• WHAT THE TASK ASKS: Write the records out again without change. Leave the pictures behind.
---- EXCERPTED DATA
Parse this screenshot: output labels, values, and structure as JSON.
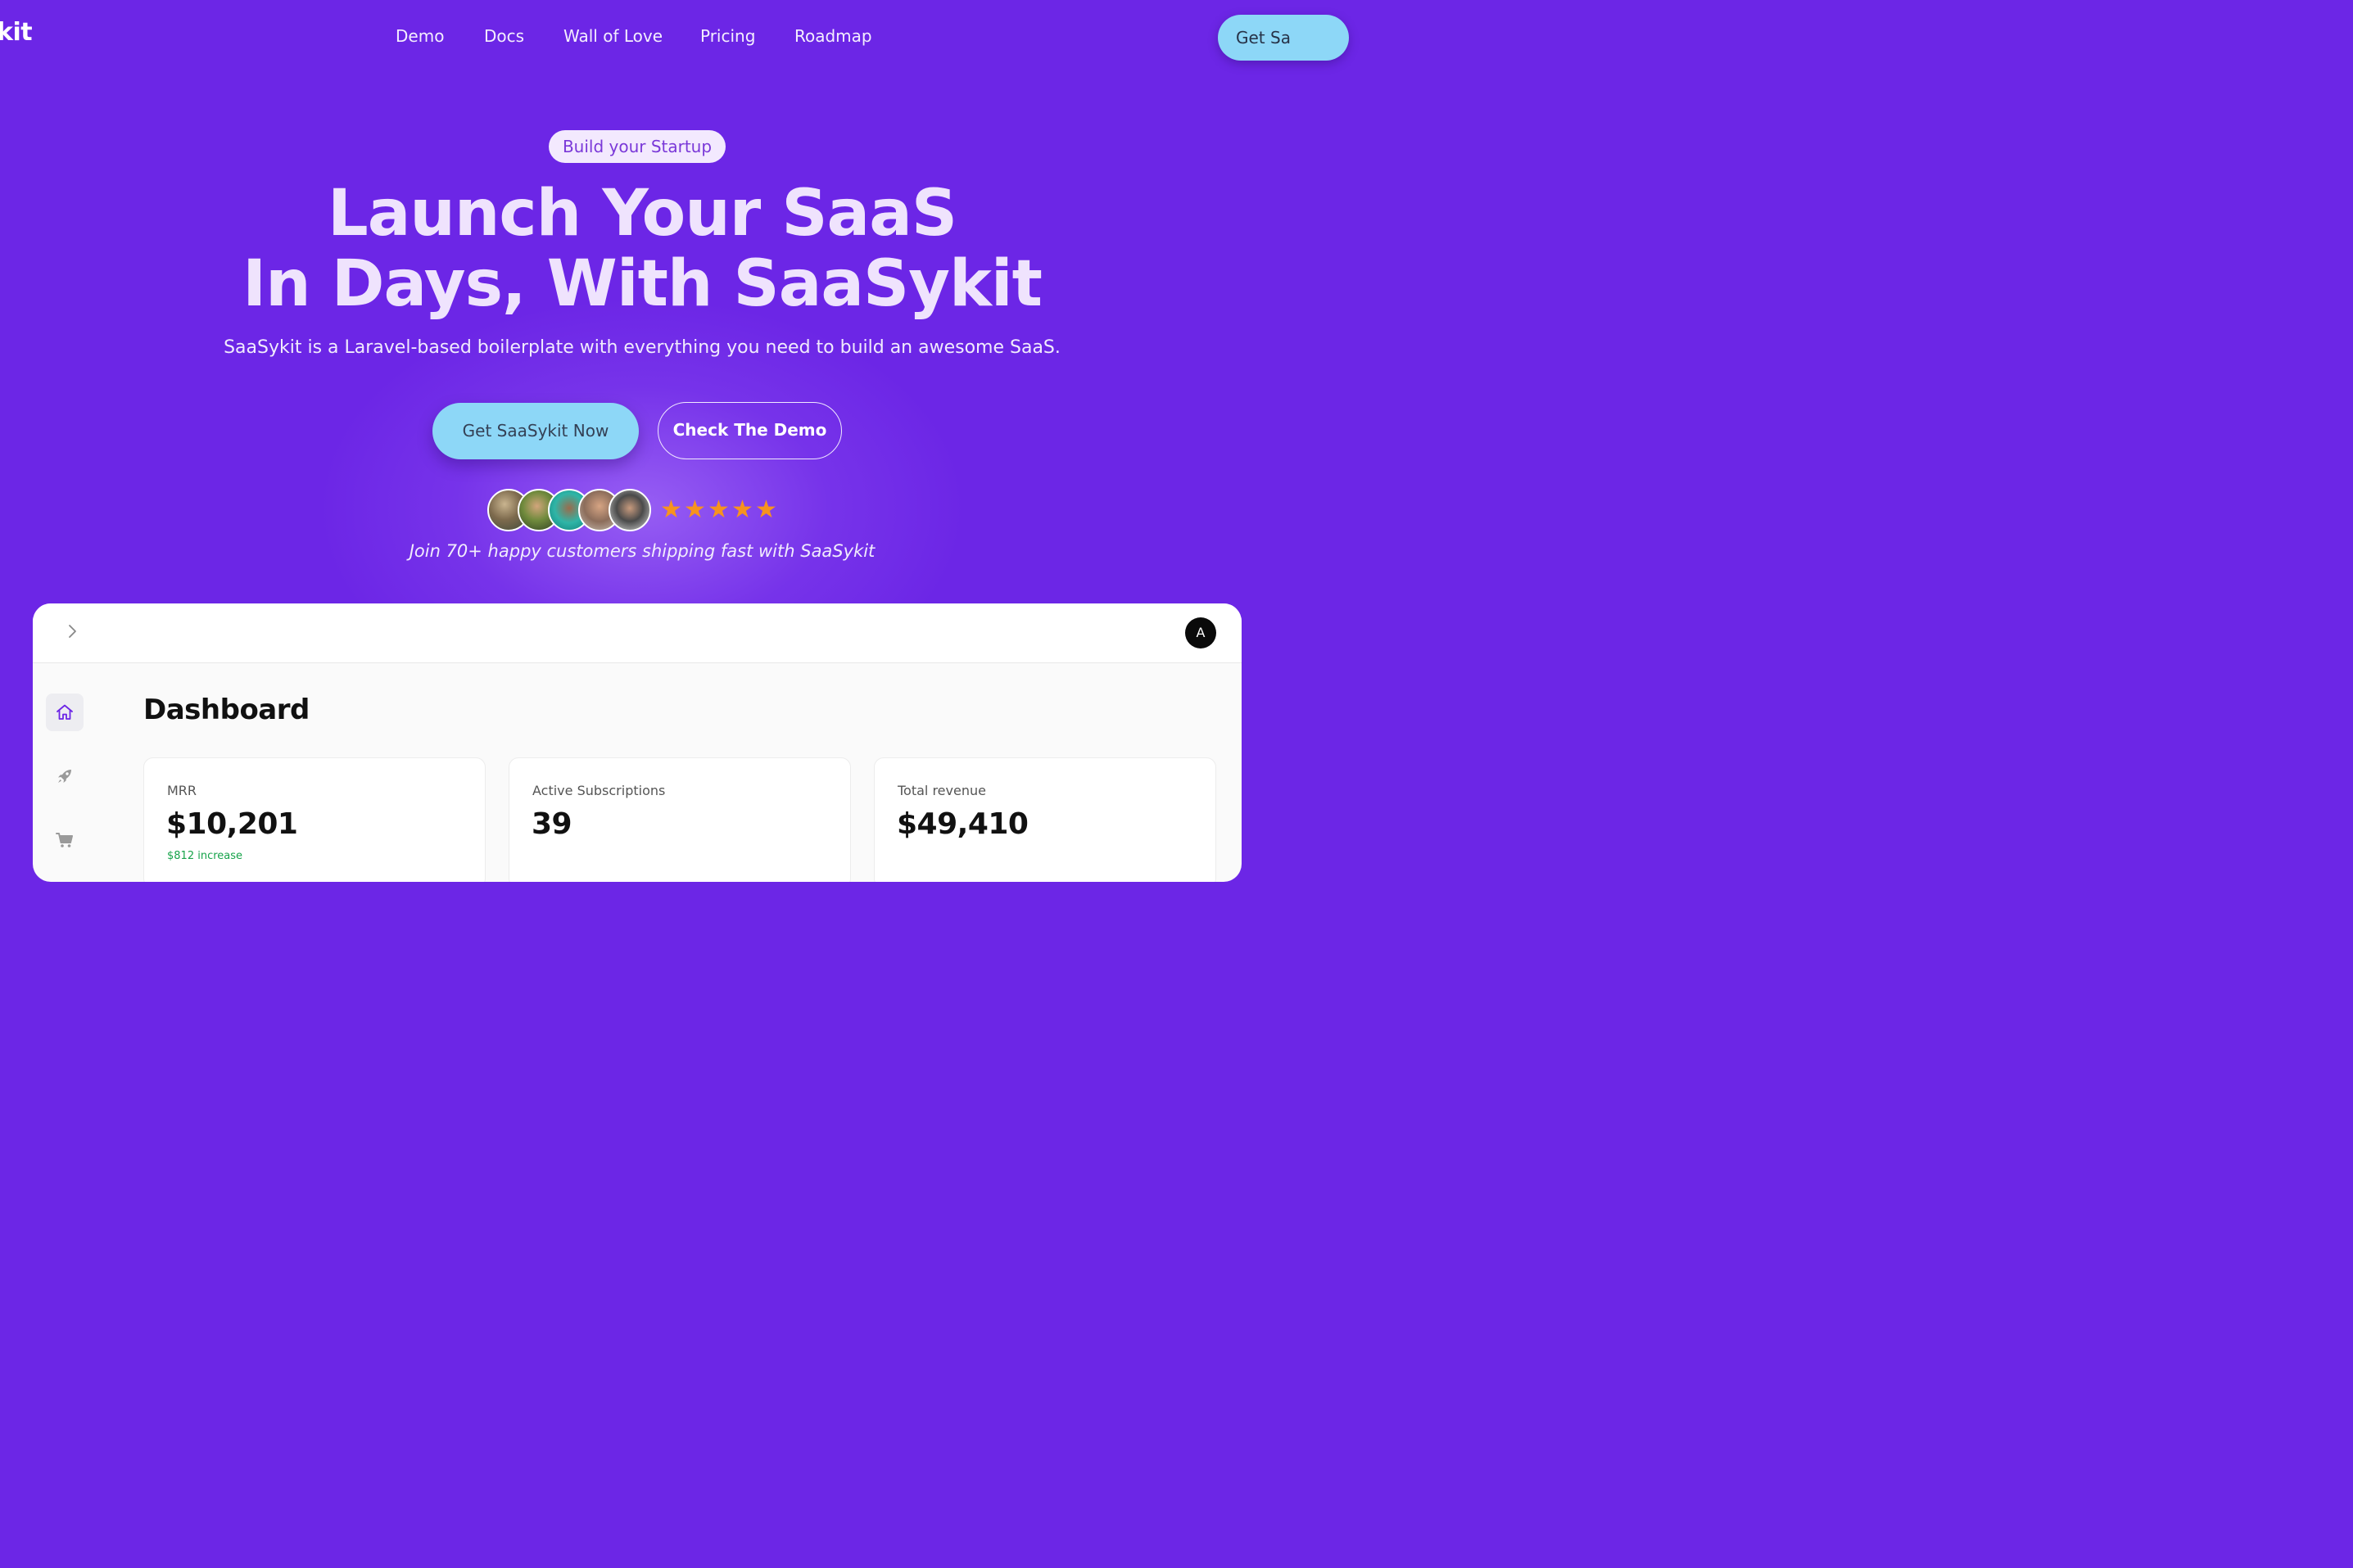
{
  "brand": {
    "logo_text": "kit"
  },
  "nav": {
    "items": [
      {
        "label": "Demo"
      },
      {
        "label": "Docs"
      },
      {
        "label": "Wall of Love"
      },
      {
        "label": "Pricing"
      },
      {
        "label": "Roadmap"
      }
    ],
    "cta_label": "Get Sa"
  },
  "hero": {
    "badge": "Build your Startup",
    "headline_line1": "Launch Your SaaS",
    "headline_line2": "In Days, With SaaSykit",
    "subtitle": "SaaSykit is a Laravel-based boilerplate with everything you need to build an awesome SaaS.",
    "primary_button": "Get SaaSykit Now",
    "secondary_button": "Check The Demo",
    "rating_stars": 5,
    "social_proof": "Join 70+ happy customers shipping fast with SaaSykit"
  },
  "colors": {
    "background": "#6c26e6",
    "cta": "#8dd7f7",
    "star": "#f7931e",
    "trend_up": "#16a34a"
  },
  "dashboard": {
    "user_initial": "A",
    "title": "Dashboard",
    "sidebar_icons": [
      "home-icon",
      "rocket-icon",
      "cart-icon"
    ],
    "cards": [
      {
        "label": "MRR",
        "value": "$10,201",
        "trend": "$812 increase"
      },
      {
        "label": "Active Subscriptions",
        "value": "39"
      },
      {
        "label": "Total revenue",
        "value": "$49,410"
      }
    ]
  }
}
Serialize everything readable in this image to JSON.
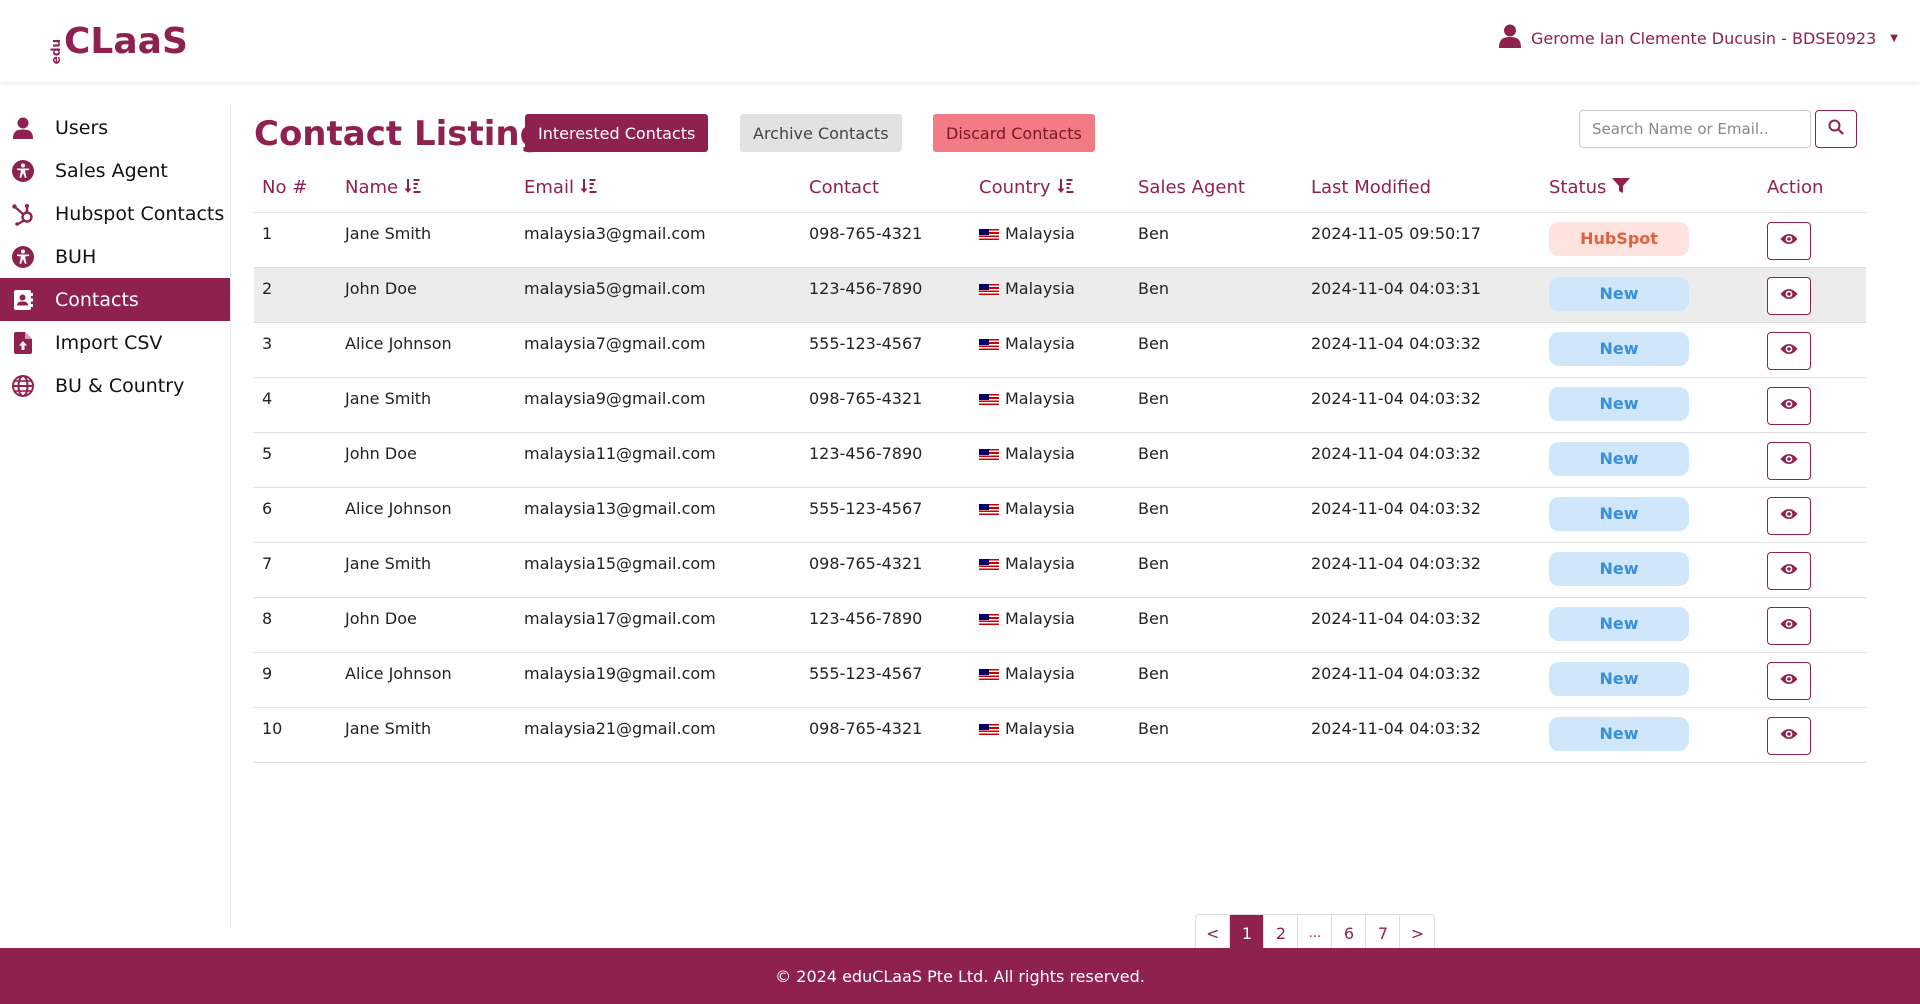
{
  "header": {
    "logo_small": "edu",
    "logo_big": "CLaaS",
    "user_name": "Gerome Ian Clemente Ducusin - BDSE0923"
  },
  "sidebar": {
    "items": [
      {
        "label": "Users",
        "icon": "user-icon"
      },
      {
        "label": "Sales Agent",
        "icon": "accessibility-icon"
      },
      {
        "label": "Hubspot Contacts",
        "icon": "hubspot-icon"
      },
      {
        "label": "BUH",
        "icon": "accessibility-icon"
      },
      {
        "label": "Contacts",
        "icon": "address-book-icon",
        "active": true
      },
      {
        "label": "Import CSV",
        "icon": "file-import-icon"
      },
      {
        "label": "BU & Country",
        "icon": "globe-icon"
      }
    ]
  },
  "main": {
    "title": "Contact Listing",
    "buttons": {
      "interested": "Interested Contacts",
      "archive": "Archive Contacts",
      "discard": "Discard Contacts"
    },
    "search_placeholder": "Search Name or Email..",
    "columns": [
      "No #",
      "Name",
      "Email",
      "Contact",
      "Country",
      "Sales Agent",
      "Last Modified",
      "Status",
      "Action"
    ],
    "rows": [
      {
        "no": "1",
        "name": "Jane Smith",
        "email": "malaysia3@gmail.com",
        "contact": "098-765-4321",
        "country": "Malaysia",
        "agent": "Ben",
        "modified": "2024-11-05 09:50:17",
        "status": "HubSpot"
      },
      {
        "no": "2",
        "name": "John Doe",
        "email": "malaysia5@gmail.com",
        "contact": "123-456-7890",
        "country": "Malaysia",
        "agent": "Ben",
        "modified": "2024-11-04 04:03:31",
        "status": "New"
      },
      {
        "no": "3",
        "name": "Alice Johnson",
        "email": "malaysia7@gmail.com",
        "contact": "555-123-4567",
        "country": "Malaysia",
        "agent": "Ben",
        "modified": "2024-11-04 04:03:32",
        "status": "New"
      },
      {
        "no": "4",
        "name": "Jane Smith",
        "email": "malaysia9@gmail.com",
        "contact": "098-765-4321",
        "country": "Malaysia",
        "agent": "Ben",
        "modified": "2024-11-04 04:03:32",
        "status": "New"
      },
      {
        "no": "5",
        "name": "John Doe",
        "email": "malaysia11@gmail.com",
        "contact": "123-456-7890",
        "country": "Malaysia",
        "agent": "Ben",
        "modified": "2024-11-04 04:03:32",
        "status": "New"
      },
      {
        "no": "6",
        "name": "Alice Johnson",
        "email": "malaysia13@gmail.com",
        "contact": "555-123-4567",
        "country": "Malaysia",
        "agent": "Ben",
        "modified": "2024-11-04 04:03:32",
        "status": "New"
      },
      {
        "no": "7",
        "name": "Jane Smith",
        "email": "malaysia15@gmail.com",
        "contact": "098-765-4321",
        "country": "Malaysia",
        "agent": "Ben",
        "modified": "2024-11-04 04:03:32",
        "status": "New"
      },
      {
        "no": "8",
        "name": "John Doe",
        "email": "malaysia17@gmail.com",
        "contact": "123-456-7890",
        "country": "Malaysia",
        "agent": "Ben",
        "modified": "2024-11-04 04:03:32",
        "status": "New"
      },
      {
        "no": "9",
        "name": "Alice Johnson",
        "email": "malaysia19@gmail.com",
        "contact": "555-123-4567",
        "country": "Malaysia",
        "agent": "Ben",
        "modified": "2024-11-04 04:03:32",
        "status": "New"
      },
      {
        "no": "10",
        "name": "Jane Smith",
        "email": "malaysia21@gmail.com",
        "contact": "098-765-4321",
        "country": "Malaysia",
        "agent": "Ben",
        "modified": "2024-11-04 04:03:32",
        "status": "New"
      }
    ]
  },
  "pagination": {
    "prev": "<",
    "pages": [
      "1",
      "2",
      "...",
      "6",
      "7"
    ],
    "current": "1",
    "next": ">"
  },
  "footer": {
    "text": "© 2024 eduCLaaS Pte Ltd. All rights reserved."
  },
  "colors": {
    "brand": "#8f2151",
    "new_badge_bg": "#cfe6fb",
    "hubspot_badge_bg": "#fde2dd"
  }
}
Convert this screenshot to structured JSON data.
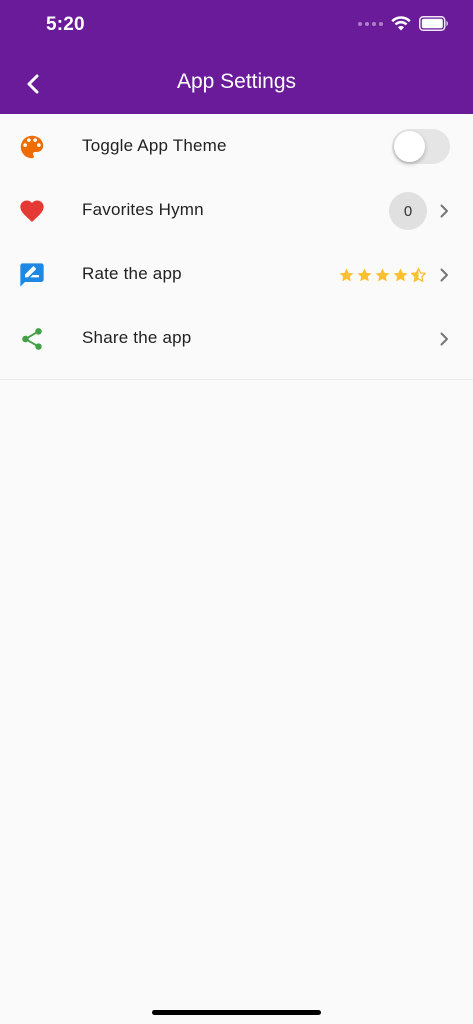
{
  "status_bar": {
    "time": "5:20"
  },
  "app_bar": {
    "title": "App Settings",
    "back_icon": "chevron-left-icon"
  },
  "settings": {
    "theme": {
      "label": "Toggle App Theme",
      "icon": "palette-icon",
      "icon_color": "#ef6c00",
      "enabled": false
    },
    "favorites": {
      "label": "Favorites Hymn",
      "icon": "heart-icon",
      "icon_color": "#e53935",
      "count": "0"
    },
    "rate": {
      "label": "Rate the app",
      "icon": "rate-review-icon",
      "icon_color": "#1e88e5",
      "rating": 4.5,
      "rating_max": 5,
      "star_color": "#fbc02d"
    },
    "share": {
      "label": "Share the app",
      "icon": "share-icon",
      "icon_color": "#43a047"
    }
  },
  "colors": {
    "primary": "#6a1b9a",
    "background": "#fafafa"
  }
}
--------
• RESULT FOR THIS TASK:
Parse this screenshot: output labels, values, and structure as JSON.
{
  "brand": {
    "logo_text": "kit"
  },
  "nav": {
    "items": [
      {
        "label": "Demo"
      },
      {
        "label": "Docs"
      },
      {
        "label": "Wall of Love"
      },
      {
        "label": "Pricing"
      },
      {
        "label": "Roadmap"
      }
    ],
    "cta_label": "Get Sa"
  },
  "hero": {
    "badge": "Build your Startup",
    "headline_line1": "Launch Your SaaS",
    "headline_line2": "In Days, With SaaSykit",
    "subtitle": "SaaSykit is a Laravel-based boilerplate with everything you need to build an awesome SaaS.",
    "primary_button": "Get SaaSykit Now",
    "secondary_button": "Check The Demo",
    "rating_stars": 5,
    "social_proof": "Join 70+ happy customers shipping fast with SaaSykit"
  },
  "colors": {
    "background": "#6c26e6",
    "cta": "#8dd7f7",
    "star": "#f7931e",
    "trend_up": "#16a34a"
  },
  "dashboard": {
    "user_initial": "A",
    "title": "Dashboard",
    "sidebar_icons": [
      "home-icon",
      "rocket-icon",
      "cart-icon"
    ],
    "cards": [
      {
        "label": "MRR",
        "value": "$10,201",
        "trend": "$812 increase"
      },
      {
        "label": "Active Subscriptions",
        "value": "39"
      },
      {
        "label": "Total revenue",
        "value": "$49,410"
      }
    ]
  }
}
Serialize everything readable in this image to JSON.
{
  "header": {
    "logo_small": "edu",
    "logo_big": "CLaaS",
    "user_name": "Gerome Ian Clemente Ducusin - BDSE0923"
  },
  "sidebar": {
    "items": [
      {
        "label": "Users",
        "icon": "user-icon"
      },
      {
        "label": "Sales Agent",
        "icon": "accessibility-icon"
      },
      {
        "label": "Hubspot Contacts",
        "icon": "hubspot-icon"
      },
      {
        "label": "BUH",
        "icon": "accessibility-icon"
      },
      {
        "label": "Contacts",
        "icon": "address-book-icon",
        "active": true
      },
      {
        "label": "Import CSV",
        "icon": "file-import-icon"
      },
      {
        "label": "BU & Country",
        "icon": "globe-icon"
      }
    ]
  },
  "main": {
    "title": "Contact Listing",
    "buttons": {
      "interested": "Interested Contacts",
      "archive": "Archive Contacts",
      "discard": "Discard Contacts"
    },
    "search_placeholder": "Search Name or Email..",
    "columns": [
      "No #",
      "Name",
      "Email",
      "Contact",
      "Country",
      "Sales Agent",
      "Last Modified",
      "Status",
      "Action"
    ],
    "rows": [
      {
        "no": "1",
        "name": "Jane Smith",
        "email": "malaysia3@gmail.com",
        "contact": "098-765-4321",
        "country": "Malaysia",
        "agent": "Ben",
        "modified": "2024-11-05 09:50:17",
        "status": "HubSpot"
      },
      {
        "no": "2",
        "name": "John Doe",
        "email": "malaysia5@gmail.com",
        "contact": "123-456-7890",
        "country": "Malaysia",
        "agent": "Ben",
        "modified": "2024-11-04 04:03:31",
        "status": "New"
      },
      {
        "no": "3",
        "name": "Alice Johnson",
        "email": "malaysia7@gmail.com",
        "contact": "555-123-4567",
        "country": "Malaysia",
        "agent": "Ben",
        "modified": "2024-11-04 04:03:32",
        "status": "New"
      },
      {
        "no": "4",
        "name": "Jane Smith",
        "email": "malaysia9@gmail.com",
        "contact": "098-765-4321",
        "country": "Malaysia",
        "agent": "Ben",
        "modified": "2024-11-04 04:03:32",
        "status": "New"
      },
      {
        "no": "5",
        "name": "John Doe",
        "email": "malaysia11@gmail.com",
        "contact": "123-456-7890",
        "country": "Malaysia",
        "agent": "Ben",
        "modified": "2024-11-04 04:03:32",
        "status": "New"
      },
      {
        "no": "6",
        "name": "Alice Johnson",
        "email": "malaysia13@gmail.com",
        "contact": "555-123-4567",
        "country": "Malaysia",
        "agent": "Ben",
        "modified": "2024-11-04 04:03:32",
        "status": "New"
      },
      {
        "no": "7",
        "name": "Jane Smith",
        "email": "malaysia15@gmail.com",
        "contact": "098-765-4321",
        "country": "Malaysia",
        "agent": "Ben",
        "modified": "2024-11-04 04:03:32",
        "status": "New"
      },
      {
        "no": "8",
        "name": "John Doe",
        "email": "malaysia17@gmail.com",
        "contact": "123-456-7890",
        "country": "Malaysia",
        "agent": "Ben",
        "modified": "2024-11-04 04:03:32",
        "status": "New"
      },
      {
        "no": "9",
        "name": "Alice Johnson",
        "email": "malaysia19@gmail.com",
        "contact": "555-123-4567",
        "country": "Malaysia",
        "agent": "Ben",
        "modified": "2024-11-04 04:03:32",
        "status": "New"
      },
      {
        "no": "10",
        "name": "Jane Smith",
        "email": "malaysia21@gmail.com",
        "contact": "098-765-4321",
        "country": "Malaysia",
        "agent": "Ben",
        "modified": "2024-11-04 04:03:32",
        "status": "New"
      }
    ]
  },
  "pagination": {
    "prev": "<",
    "pages": [
      "1",
      "2",
      "...",
      "6",
      "7"
    ],
    "current": "1",
    "next": ">"
  },
  "footer": {
    "text": "© 2024 eduCLaaS Pte Ltd. All rights reserved."
  },
  "colors": {
    "brand": "#8f2151",
    "new_badge_bg": "#cfe6fb",
    "hubspot_badge_bg": "#fde2dd"
  }
}
Convert this screenshot to structured JSON data.
{
  "status_bar": {
    "time": "5:20"
  },
  "app_bar": {
    "title": "App Settings",
    "back_icon": "chevron-left-icon"
  },
  "settings": {
    "theme": {
      "label": "Toggle App Theme",
      "icon": "palette-icon",
      "icon_color": "#ef6c00",
      "enabled": false
    },
    "favorites": {
      "label": "Favorites Hymn",
      "icon": "heart-icon",
      "icon_color": "#e53935",
      "count": "0"
    },
    "rate": {
      "label": "Rate the app",
      "icon": "rate-review-icon",
      "icon_color": "#1e88e5",
      "rating": 4.5,
      "rating_max": 5,
      "star_color": "#fbc02d"
    },
    "share": {
      "label": "Share the app",
      "icon": "share-icon",
      "icon_color": "#43a047"
    }
  },
  "colors": {
    "primary": "#6a1b9a",
    "background": "#fafafa"
  }
}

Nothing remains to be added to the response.